* [TASK INSTRUCTIONS]: Each line of the records that holds the word "button" should be copied out.

━━━━━━━━━━━━━━━━

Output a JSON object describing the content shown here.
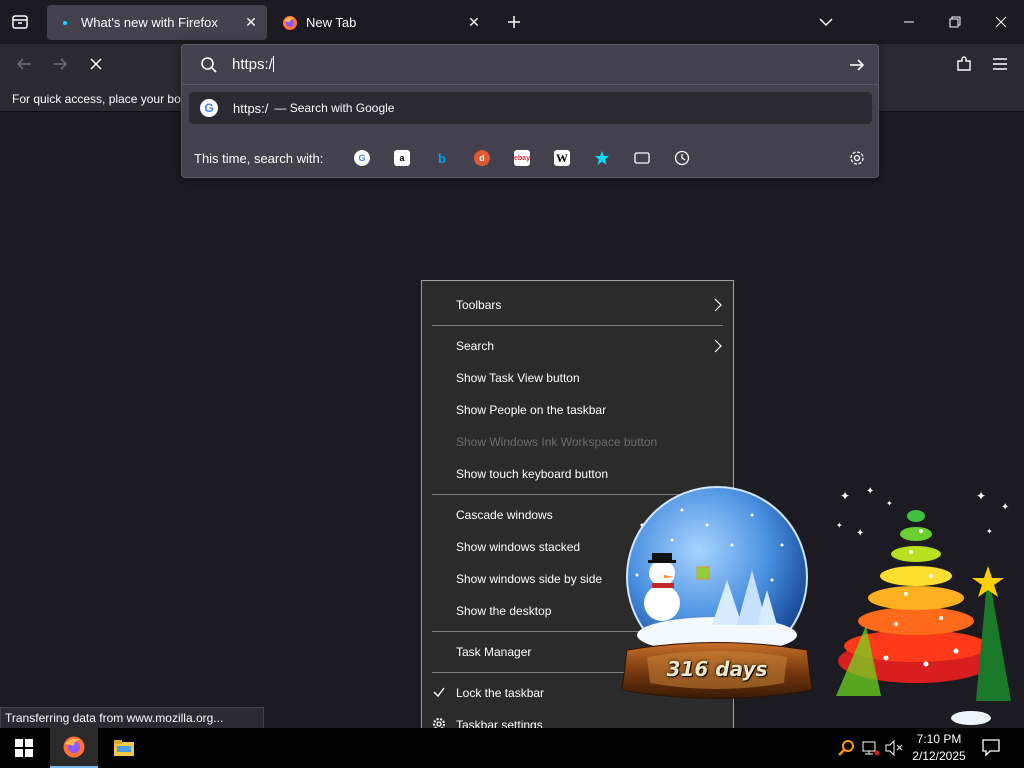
{
  "tabs": [
    {
      "label": "What's new with Firefox",
      "active": true
    },
    {
      "label": "New Tab",
      "active": false
    }
  ],
  "bookmarks_bar": {
    "text": "For quick access, place your boo"
  },
  "urlbar": {
    "value": "https:/",
    "suggestion": {
      "text": "https:/",
      "action": "— Search with Google"
    },
    "one_off_label": "This time, search with:",
    "engines": [
      "google-icon",
      "amazon-icon",
      "bing-icon",
      "duckduckgo-icon",
      "ebay-icon",
      "wikipedia-icon",
      "bookmarks-icon",
      "tabs-icon",
      "history-icon"
    ]
  },
  "context_menu": {
    "items": [
      {
        "label": "Toolbars",
        "submenu": true
      },
      {
        "label": "Search",
        "submenu": true
      },
      {
        "label": "Show Task View button"
      },
      {
        "label": "Show People on the taskbar"
      },
      {
        "label": "Show Windows Ink Workspace button",
        "disabled": true
      },
      {
        "label": "Show touch keyboard button"
      },
      {
        "label": "Cascade windows"
      },
      {
        "label": "Show windows stacked"
      },
      {
        "label": "Show windows side by side"
      },
      {
        "label": "Show the desktop"
      },
      {
        "label": "Task Manager"
      },
      {
        "label": "Lock the taskbar",
        "checked": true
      },
      {
        "label": "Taskbar settings"
      }
    ]
  },
  "status": {
    "text": "Transferring data from www.mozilla.org..."
  },
  "taskbar": {
    "clock_time": "7:10 PM",
    "clock_date": "2/12/2025"
  },
  "widget": {
    "days_label": "316 days"
  },
  "colors": {
    "accent": "#00ddff",
    "taskbar": "#000000",
    "menu_bg": "#2b2b2b"
  }
}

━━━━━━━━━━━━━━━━

* [WRITTEN REPLY]:
        "label": "Show Task View button"
        "label": "Show Windows Ink Workspace button",
        "label": "Show touch keyboard button"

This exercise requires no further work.